**Supplied information**
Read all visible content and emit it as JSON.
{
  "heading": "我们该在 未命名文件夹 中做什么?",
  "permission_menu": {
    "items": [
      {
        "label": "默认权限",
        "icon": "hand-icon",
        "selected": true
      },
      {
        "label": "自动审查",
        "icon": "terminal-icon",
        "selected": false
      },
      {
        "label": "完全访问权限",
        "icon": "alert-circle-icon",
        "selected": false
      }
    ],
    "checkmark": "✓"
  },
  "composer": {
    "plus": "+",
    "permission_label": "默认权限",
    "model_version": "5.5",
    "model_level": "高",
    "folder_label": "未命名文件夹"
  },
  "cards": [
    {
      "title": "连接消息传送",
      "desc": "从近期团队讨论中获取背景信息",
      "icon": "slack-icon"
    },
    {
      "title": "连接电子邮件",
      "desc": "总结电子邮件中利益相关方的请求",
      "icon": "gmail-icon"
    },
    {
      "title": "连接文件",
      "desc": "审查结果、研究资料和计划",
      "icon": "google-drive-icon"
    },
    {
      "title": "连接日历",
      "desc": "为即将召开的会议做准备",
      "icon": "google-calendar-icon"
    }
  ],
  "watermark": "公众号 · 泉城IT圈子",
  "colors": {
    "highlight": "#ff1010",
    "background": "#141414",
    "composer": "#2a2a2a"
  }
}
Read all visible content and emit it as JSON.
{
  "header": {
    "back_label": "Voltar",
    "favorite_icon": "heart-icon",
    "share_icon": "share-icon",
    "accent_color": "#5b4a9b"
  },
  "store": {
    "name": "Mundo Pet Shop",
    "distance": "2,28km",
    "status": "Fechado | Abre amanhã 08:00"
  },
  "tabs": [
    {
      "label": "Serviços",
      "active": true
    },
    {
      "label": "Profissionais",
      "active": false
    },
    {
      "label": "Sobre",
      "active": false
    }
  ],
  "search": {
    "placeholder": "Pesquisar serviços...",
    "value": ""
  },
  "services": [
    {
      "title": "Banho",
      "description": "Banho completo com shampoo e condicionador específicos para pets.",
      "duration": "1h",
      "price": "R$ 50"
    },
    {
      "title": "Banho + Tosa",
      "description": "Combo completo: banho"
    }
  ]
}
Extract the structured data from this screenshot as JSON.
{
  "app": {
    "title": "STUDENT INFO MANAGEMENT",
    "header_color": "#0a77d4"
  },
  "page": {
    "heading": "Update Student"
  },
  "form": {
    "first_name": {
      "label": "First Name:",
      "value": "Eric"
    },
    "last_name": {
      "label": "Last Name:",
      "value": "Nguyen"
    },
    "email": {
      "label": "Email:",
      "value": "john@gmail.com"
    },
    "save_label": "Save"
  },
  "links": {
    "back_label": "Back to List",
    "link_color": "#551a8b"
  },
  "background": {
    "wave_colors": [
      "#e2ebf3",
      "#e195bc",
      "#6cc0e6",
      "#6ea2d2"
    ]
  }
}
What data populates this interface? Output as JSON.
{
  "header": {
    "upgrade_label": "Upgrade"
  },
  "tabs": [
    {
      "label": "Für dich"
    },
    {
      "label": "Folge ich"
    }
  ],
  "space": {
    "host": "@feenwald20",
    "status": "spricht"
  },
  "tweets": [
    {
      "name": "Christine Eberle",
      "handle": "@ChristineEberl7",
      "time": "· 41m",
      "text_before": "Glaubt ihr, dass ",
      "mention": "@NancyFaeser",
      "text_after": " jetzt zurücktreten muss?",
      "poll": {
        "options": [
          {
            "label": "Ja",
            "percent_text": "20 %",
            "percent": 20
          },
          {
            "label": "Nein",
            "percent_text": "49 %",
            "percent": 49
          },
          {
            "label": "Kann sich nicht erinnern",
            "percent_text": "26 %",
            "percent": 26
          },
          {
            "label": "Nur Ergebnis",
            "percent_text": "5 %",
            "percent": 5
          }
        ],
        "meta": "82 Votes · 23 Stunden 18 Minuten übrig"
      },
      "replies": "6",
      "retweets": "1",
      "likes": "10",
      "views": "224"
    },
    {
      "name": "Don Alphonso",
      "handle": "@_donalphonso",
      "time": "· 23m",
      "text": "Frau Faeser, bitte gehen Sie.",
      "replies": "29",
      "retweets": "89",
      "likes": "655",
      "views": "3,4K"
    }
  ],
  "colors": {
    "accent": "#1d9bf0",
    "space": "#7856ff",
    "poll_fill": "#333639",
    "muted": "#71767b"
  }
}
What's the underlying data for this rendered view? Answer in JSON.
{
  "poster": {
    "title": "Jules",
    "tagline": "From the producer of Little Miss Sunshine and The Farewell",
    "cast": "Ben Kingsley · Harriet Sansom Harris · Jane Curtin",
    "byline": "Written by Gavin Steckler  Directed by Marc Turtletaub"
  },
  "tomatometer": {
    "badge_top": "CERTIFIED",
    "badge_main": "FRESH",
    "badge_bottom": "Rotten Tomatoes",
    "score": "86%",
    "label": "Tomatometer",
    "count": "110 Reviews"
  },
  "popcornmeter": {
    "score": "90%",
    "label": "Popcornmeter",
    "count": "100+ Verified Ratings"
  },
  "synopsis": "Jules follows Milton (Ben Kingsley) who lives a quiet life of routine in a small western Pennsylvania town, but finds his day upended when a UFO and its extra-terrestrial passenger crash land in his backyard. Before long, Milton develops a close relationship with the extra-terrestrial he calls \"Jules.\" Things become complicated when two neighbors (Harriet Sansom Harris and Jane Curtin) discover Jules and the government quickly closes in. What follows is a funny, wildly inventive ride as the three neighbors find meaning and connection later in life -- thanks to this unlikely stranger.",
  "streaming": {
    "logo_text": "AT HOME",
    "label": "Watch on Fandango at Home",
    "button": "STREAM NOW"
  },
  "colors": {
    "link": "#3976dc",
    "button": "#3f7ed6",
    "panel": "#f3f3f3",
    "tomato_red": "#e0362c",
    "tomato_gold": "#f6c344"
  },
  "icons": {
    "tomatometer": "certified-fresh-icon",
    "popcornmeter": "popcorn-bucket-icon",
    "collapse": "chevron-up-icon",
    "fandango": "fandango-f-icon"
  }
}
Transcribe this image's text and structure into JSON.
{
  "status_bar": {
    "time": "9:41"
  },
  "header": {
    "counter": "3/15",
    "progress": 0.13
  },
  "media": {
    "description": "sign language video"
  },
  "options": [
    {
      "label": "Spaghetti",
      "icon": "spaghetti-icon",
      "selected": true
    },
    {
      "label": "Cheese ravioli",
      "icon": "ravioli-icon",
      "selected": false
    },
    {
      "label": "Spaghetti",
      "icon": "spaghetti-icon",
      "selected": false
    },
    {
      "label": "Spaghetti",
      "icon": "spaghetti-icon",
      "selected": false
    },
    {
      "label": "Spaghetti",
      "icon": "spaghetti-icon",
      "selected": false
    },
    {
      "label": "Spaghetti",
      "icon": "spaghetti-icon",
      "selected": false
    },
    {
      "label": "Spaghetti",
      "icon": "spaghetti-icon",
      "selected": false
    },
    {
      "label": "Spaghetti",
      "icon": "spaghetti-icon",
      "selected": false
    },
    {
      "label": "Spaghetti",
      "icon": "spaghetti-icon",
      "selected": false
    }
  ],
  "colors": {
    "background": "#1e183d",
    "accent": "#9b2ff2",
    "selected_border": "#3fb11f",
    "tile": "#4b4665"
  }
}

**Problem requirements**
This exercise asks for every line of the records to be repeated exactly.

**Exercise solution**
Read all visible content and emit it as JSON.
{
  "heading": "我们该在 未命名文件夹 中做什么?",
  "permission_menu": {
    "items": [
      {
        "label": "默认权限",
        "icon": "hand-icon",
        "selected": true
      },
      {
        "label": "自动审查",
        "icon": "terminal-icon",
        "selected": false
      },
      {
        "label": "完全访问权限",
        "icon": "alert-circle-icon",
        "selected": false
      }
    ],
    "checkmark": "✓"
  },
  "composer": {
    "plus": "+",
    "permission_label": "默认权限",
    "model_version": "5.5",
    "model_level": "高",
    "folder_label": "未命名文件夹"
  },
  "cards": [
    {
      "title": "连接消息传送",
      "desc": "从近期团队讨论中获取背景信息",
      "icon": "slack-icon"
    },
    {
      "title": "连接电子邮件",
      "desc": "总结电子邮件中利益相关方的请求",
      "icon": "gmail-icon"
    },
    {
      "title": "连接文件",
      "desc": "审查结果、研究资料和计划",
      "icon": "google-drive-icon"
    },
    {
      "title": "连接日历",
      "desc": "为即将召开的会议做准备",
      "icon": "google-calendar-icon"
    }
  ],
  "watermark": "公众号 · 泉城IT圈子",
  "colors": {
    "highlight": "#ff1010",
    "background": "#141414",
    "composer": "#2a2a2a"
  }
}
Read all visible content and emit it as JSON.
{
  "header": {
    "back_label": "Voltar",
    "favorite_icon": "heart-icon",
    "share_icon": "share-icon",
    "accent_color": "#5b4a9b"
  },
  "store": {
    "name": "Mundo Pet Shop",
    "distance": "2,28km",
    "status": "Fechado | Abre amanhã 08:00"
  },
  "tabs": [
    {
      "label": "Serviços",
      "active": true
    },
    {
      "label": "Profissionais",
      "active": false
    },
    {
      "label": "Sobre",
      "active": false
    }
  ],
  "search": {
    "placeholder": "Pesquisar serviços...",
    "value": ""
  },
  "services": [
    {
      "title": "Banho",
      "description": "Banho completo com shampoo e condicionador específicos para pets.",
      "duration": "1h",
      "price": "R$ 50"
    },
    {
      "title": "Banho + Tosa",
      "description": "Combo completo: banho"
    }
  ]
}
Extract the structured data from this screenshot as JSON.
{
  "app": {
    "title": "STUDENT INFO MANAGEMENT",
    "header_color": "#0a77d4"
  },
  "page": {
    "heading": "Update Student"
  },
  "form": {
    "first_name": {
      "label": "First Name:",
      "value": "Eric"
    },
    "last_name": {
      "label": "Last Name:",
      "value": "Nguyen"
    },
    "email": {
      "label": "Email:",
      "value": "john@gmail.com"
    },
    "save_label": "Save"
  },
  "links": {
    "back_label": "Back to List",
    "link_color": "#551a8b"
  },
  "background": {
    "wave_colors": [
      "#e2ebf3",
      "#e195bc",
      "#6cc0e6",
      "#6ea2d2"
    ]
  }
}
What data populates this interface? Output as JSON.
{
  "header": {
    "upgrade_label": "Upgrade"
  },
  "tabs": [
    {
      "label": "Für dich"
    },
    {
      "label": "Folge ich"
    }
  ],
  "space": {
    "host": "@feenwald20",
    "status": "spricht"
  },
  "tweets": [
    {
      "name": "Christine Eberle",
      "handle": "@ChristineEberl7",
      "time": "· 41m",
      "text_before": "Glaubt ihr, dass ",
      "mention": "@NancyFaeser",
      "text_after": " jetzt zurücktreten muss?",
      "poll": {
        "options": [
          {
            "label": "Ja",
            "percent_text": "20 %",
            "percent": 20
          },
          {
            "label": "Nein",
            "percent_text": "49 %",
            "percent": 49
          },
          {
            "label": "Kann sich nicht erinnern",
            "percent_text": "26 %",
            "percent": 26
          },
          {
            "label": "Nur Ergebnis",
            "percent_text": "5 %",
            "percent": 5
          }
        ],
        "meta": "82 Votes · 23 Stunden 18 Minuten übrig"
      },
      "replies": "6",
      "retweets": "1",
      "likes": "10",
      "views": "224"
    },
    {
      "name": "Don Alphonso",
      "handle": "@_donalphonso",
      "time": "· 23m",
      "text": "Frau Faeser, bitte gehen Sie.",
      "replies": "29",
      "retweets": "89",
      "likes": "655",
      "views": "3,4K"
    }
  ],
  "colors": {
    "accent": "#1d9bf0",
    "space": "#7856ff",
    "poll_fill": "#333639",
    "muted": "#71767b"
  }
}
What's the underlying data for this rendered view? Answer in JSON.
{
  "poster": {
    "title": "Jules",
    "tagline": "From the producer of Little Miss Sunshine and The Farewell",
    "cast": "Ben Kingsley · Harriet Sansom Harris · Jane Curtin",
    "byline": "Written by Gavin Steckler  Directed by Marc Turtletaub"
  },
  "tomatometer": {
    "badge_top": "CERTIFIED",
    "badge_main": "FRESH",
    "badge_bottom": "Rotten Tomatoes",
    "score": "86%",
    "label": "Tomatometer",
    "count": "110 Reviews"
  },
  "popcornmeter": {
    "score": "90%",
    "label": "Popcornmeter",
    "count": "100+ Verified Ratings"
  },
  "synopsis": "Jules follows Milton (Ben Kingsley) who lives a quiet life of routine in a small western Pennsylvania town, but finds his day upended when a UFO and its extra-terrestrial passenger crash land in his backyard. Before long, Milton develops a close relationship with the extra-terrestrial he calls \"Jules.\" Things become complicated when two neighbors (Harriet Sansom Harris and Jane Curtin) discover Jules and the government quickly closes in. What follows is a funny, wildly inventive ride as the three neighbors find meaning and connection later in life -- thanks to this unlikely stranger.",
  "streaming": {
    "logo_text": "AT HOME",
    "label": "Watch on Fandango at Home",
    "button": "STREAM NOW"
  },
  "colors": {
    "link": "#3976dc",
    "button": "#3f7ed6",
    "panel": "#f3f3f3",
    "tomato_red": "#e0362c",
    "tomato_gold": "#f6c344"
  },
  "icons": {
    "tomatometer": "certified-fresh-icon",
    "popcornmeter": "popcorn-bucket-icon",
    "collapse": "chevron-up-icon",
    "fandango": "fandango-f-icon"
  }
}
Transcribe this image's text and structure into JSON.
{
  "status_bar": {
    "time": "9:41"
  },
  "header": {
    "counter": "3/15",
    "progress": 0.13
  },
  "media": {
    "description": "sign language video"
  },
  "options": [
    {
      "label": "Spaghetti",
      "icon": "spaghetti-icon",
      "selected": true
    },
    {
      "label": "Cheese ravioli",
      "icon": "ravioli-icon",
      "selected": false
    },
    {
      "label": "Spaghetti",
      "icon": "spaghetti-icon",
      "selected": false
    },
    {
      "label": "Spaghetti",
      "icon": "spaghetti-icon",
      "selected": false
    },
    {
      "label": "Spaghetti",
      "icon": "spaghetti-icon",
      "selected": false
    },
    {
      "label": "Spaghetti",
      "icon": "spaghetti-icon",
      "selected": false
    },
    {
      "label": "Spaghetti",
      "icon": "spaghetti-icon",
      "selected": false
    },
    {
      "label": "Spaghetti",
      "icon": "spaghetti-icon",
      "selected": false
    },
    {
      "label": "Spaghetti",
      "icon": "spaghetti-icon",
      "selected": false
    }
  ],
  "colors": {
    "background": "#1e183d",
    "accent": "#9b2ff2",
    "selected_border": "#3fb11f",
    "tile": "#4b4665"
  }
}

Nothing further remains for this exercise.